At school I can only remember getting in trouble with Marsi once.‑ We were skinning the cat on the railing outside the upper grade door when a teacher walked out.‑ I now understand why that would be a safety issue but then I thought the rule against skinning the cat on the railing was silly.‑ At recess we played a lot of dodge ball, kickball, or tag.‑ We didn’t have the pressure that students today have but we still learned a lot.‑ We had History and Geography instead of Social Studies.‑ The classroom teachers taught art and physical education.‑ There were no Teaching Assistants.‑ Most of the discipline problems were things like talking and gum chewing.‑ Sometimes during special events like the World Series or the Meyers Drugstore fire downtown, a student would bring a portable T.V. to school.‑ Today we all have a T.V. in our room but we would be in trouble for letting the students watch baseball.

Indian Village was and still is a great place for being a kid.‑ Marsi and I enjoyed playing in the “Village.”‑ Kids then didn’t play inside very much.‑ We played “SPUD” a lot in front of her house; and since she had a basketball hoop, we would play “Horse.”‑ There were natural “hideouts”‑in the bushes on Indian Village Blvd.‑ I can remember sitting in the bushes periodically sticking our heads out to see who was riding by on their bikes.‑ We had collections of “trading cards” and would go to various friends’ houses to make our trades.‑ We also liked to play in a treehouse, which was where the Army Reserve is today.‑

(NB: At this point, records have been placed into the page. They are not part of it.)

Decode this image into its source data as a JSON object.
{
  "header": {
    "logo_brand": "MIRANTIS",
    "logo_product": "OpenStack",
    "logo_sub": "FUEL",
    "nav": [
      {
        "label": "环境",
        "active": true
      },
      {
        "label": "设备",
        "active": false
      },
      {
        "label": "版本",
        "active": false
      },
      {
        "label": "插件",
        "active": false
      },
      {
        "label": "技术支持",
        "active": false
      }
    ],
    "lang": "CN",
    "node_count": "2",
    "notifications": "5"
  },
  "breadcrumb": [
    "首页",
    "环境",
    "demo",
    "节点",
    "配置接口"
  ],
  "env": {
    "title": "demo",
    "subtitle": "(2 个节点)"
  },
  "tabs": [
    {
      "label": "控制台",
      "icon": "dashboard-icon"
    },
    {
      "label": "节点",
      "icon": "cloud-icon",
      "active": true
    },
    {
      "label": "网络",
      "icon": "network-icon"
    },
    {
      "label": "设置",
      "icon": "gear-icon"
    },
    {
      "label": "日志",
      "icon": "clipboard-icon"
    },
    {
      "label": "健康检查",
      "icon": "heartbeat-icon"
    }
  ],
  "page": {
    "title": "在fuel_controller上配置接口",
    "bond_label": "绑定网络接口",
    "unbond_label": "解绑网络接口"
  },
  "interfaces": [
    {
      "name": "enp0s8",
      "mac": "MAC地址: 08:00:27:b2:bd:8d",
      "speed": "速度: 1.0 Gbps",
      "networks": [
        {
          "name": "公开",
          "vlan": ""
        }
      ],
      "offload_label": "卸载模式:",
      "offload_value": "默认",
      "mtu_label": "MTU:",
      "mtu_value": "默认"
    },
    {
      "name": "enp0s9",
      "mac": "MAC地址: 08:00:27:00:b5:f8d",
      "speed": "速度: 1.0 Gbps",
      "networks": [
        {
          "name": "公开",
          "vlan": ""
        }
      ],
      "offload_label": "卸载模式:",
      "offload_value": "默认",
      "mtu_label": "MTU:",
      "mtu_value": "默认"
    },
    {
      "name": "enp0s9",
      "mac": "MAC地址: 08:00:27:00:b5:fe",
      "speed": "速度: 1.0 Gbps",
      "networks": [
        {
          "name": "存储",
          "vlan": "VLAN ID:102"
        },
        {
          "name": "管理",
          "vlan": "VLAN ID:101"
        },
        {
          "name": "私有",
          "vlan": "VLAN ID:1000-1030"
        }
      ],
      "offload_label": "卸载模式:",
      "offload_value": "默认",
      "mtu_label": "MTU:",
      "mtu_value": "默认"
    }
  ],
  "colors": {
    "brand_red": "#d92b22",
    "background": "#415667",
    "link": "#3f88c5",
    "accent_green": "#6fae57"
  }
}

There was a lot of construction in the “Village” then.‑ This meant that there were a lot of sites to play at when the workers left in the evening.‑‑ When the Reserve building was being constructed, we had some great times playing at the site.‑ Once‑however, we got stuck in the basement and had to pull a ladder up to a basement window and climb out through it.

Indian Village is made for riding bikes because it has relatively quiet streets and distinct boundaries on Engle Road, Nuttman Avenue, Bluffton Road, and the railroad tracks.‑ A parent can say, “Have fun and don’t go out of the Village” and know pretty much where their child will be.‑ Marsi and I rode all over the Village either with our friends or the two of us or just by our self.

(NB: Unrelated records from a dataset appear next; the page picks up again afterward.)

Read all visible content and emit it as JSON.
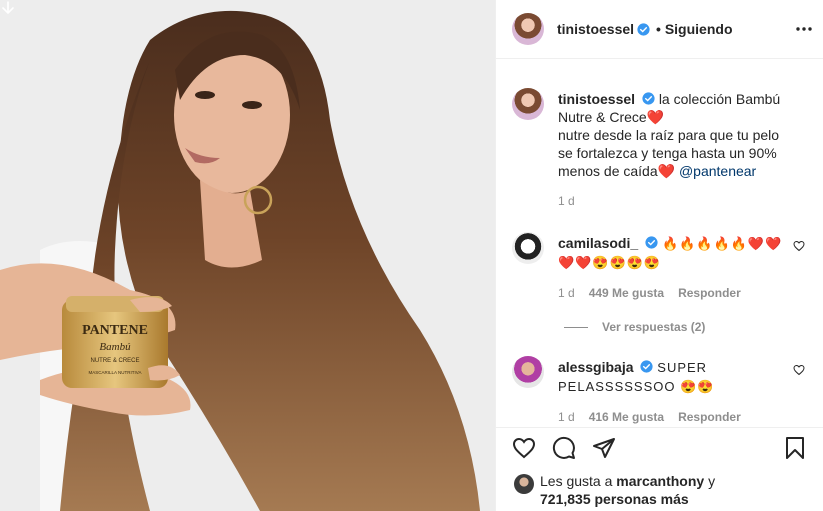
{
  "post": {
    "username": "tinistoessel",
    "follow_status": "Siguiendo",
    "caption_text": "la colección Bambú Nutre & Crece",
    "caption_text_2": "nutre desde la raíz para que tu pelo se fortalezca y tenga hasta un 90% menos de caída",
    "caption_mention": "@pantenear",
    "caption_time": "1 d"
  },
  "product": {
    "brand": "PANTENE",
    "line": "Bambú",
    "sub": "NUTRE & CRECE",
    "type": "MASCARILLA NUTRITIVA"
  },
  "comments": [
    {
      "username": "camilasodi_",
      "text": "🔥🔥🔥🔥🔥❤️❤️❤️❤️😍😍😍😍",
      "time": "1 d",
      "likes": "449 Me gusta",
      "reply": "Responder",
      "view_replies": "Ver respuestas (2)"
    },
    {
      "username": "alessgibaja",
      "text": "SUPER PELASSSSSSOO 😍😍",
      "time": "1 d",
      "likes": "416 Me gusta",
      "reply": "Responder"
    }
  ],
  "footer": {
    "likes_prefix": "Les gusta a",
    "likes_user": "marcanthony",
    "likes_suffix": "y",
    "likes_others": "721,835 personas más"
  },
  "icons": {
    "verified": "verified-badge-icon",
    "more": "more-options-icon",
    "like": "heart-icon",
    "comment": "comment-icon",
    "share": "share-icon",
    "save": "bookmark-icon"
  },
  "colors": {
    "verified_blue": "#3897f0",
    "text": "#262626",
    "muted": "#8e8e8e",
    "link": "#00376b"
  }
}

Birthday parties were always well attended.‑ Marsi had the best parties since her dad managed a restaurant and we had her parties there.

In the fifth grade Marsi moved to Harrison Hill.‑ We both attended Junior High at Harrison Hill and South Side High School although because of the school system’s change from taking the first semester of a grade in the spring and the second semester in the fall, we were in different classes.‑ She moved back to the Village after high school.‑ Marsi and I have taught together for six years now but this is not the first time we’ve worked together.‑ One summer during college we both worked at the Crosby Division of American Hoist and Derrick and car pooled back and forth.

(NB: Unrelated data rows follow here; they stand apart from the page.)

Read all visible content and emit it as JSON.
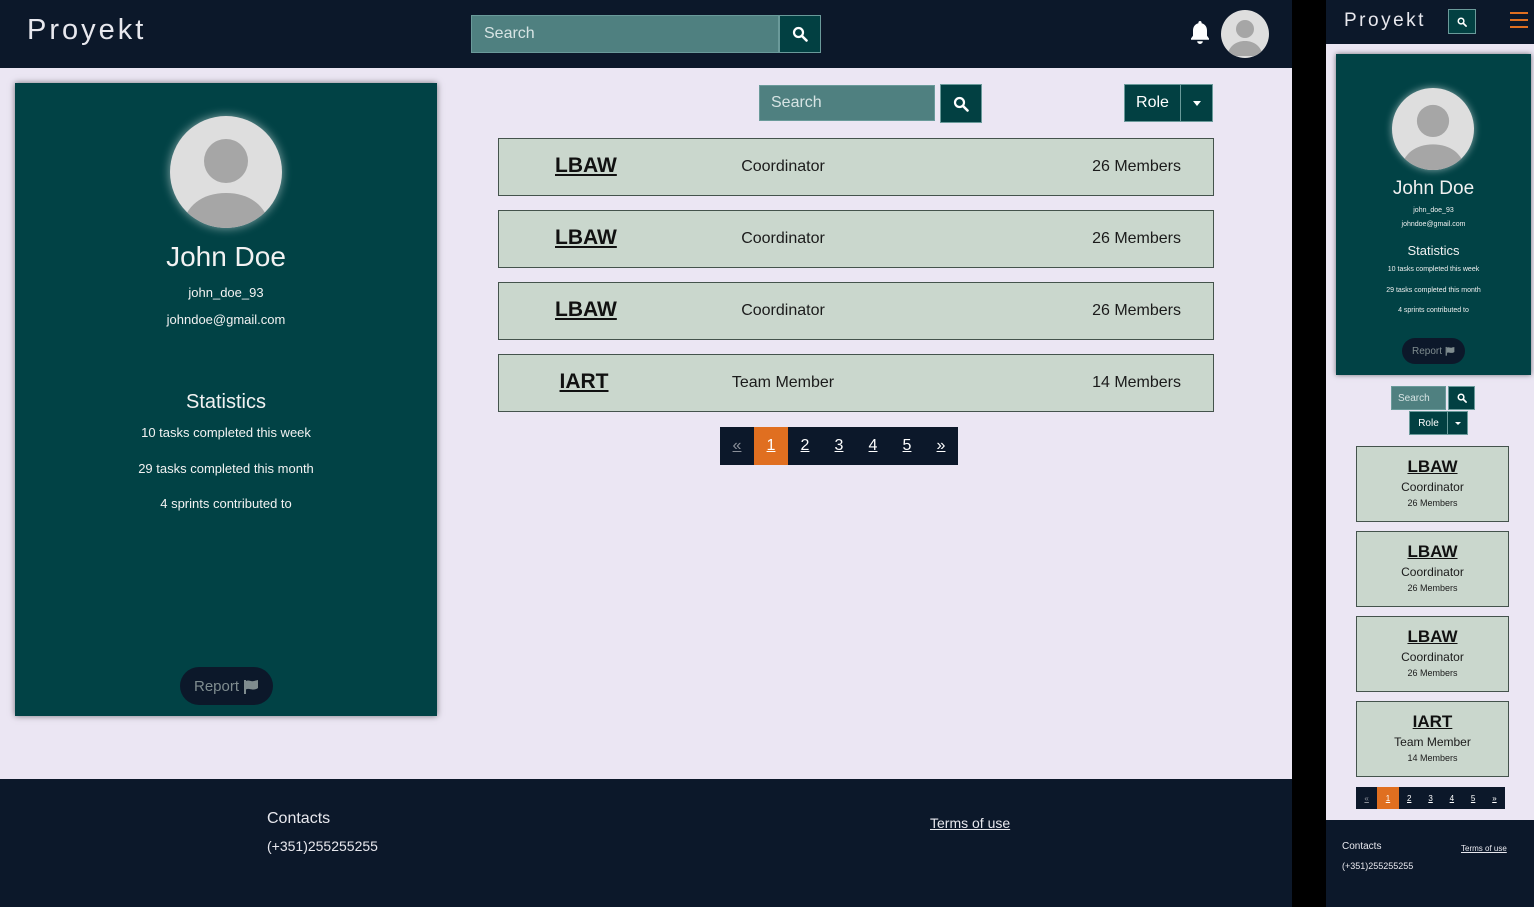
{
  "app": {
    "brand": "Proyekt"
  },
  "header": {
    "search_placeholder": "Search",
    "search_icon": "search-icon",
    "notification_icon": "bell-icon",
    "menu_icon": "hamburger-icon"
  },
  "profile": {
    "name": "John Doe",
    "username": "john_doe_93",
    "email": "johndoe@gmail.com",
    "stats_title": "Statistics",
    "stats": [
      "10 tasks completed this week",
      "29 tasks completed this month",
      "4 sprints contributed to"
    ],
    "report_label": "Report",
    "report_icon": "flag-icon"
  },
  "filters": {
    "search_placeholder": "Search",
    "role_label": "Role"
  },
  "projects": [
    {
      "name": "LBAW",
      "role": "Coordinator",
      "members": "26 Members"
    },
    {
      "name": "LBAW",
      "role": "Coordinator",
      "members": "26 Members"
    },
    {
      "name": "LBAW",
      "role": "Coordinator",
      "members": "26 Members"
    },
    {
      "name": "IART",
      "role": "Team Member",
      "members": "14 Members"
    }
  ],
  "pagination": {
    "prev": "«",
    "pages": [
      "1",
      "2",
      "3",
      "4",
      "5"
    ],
    "next": "»",
    "active": "1"
  },
  "footer": {
    "contacts_title": "Contacts",
    "phone": "(+351)255255255",
    "terms": "Terms of use"
  },
  "colors": {
    "navbar": "#0c182a",
    "card": "#014245",
    "accent": "#e06f20",
    "row": "#cad7cd",
    "page_bg": "#ebe6f3"
  }
}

We both settled in the Village as adults.‑ (It is not at all unusual to find adults who grew up here living in the Village.‑ Also, some extended families live here including‑ mine.)‑ We both have two sons.‑ Three of our boys attended Indian Village School.‑ Our oldest sons both live in the Village.‑ My son lives across the street from Marsi.‑‑‑ We still have fun just being together.‑

We share confidences and jokes and have a lot of fun just like almost fifty years ago.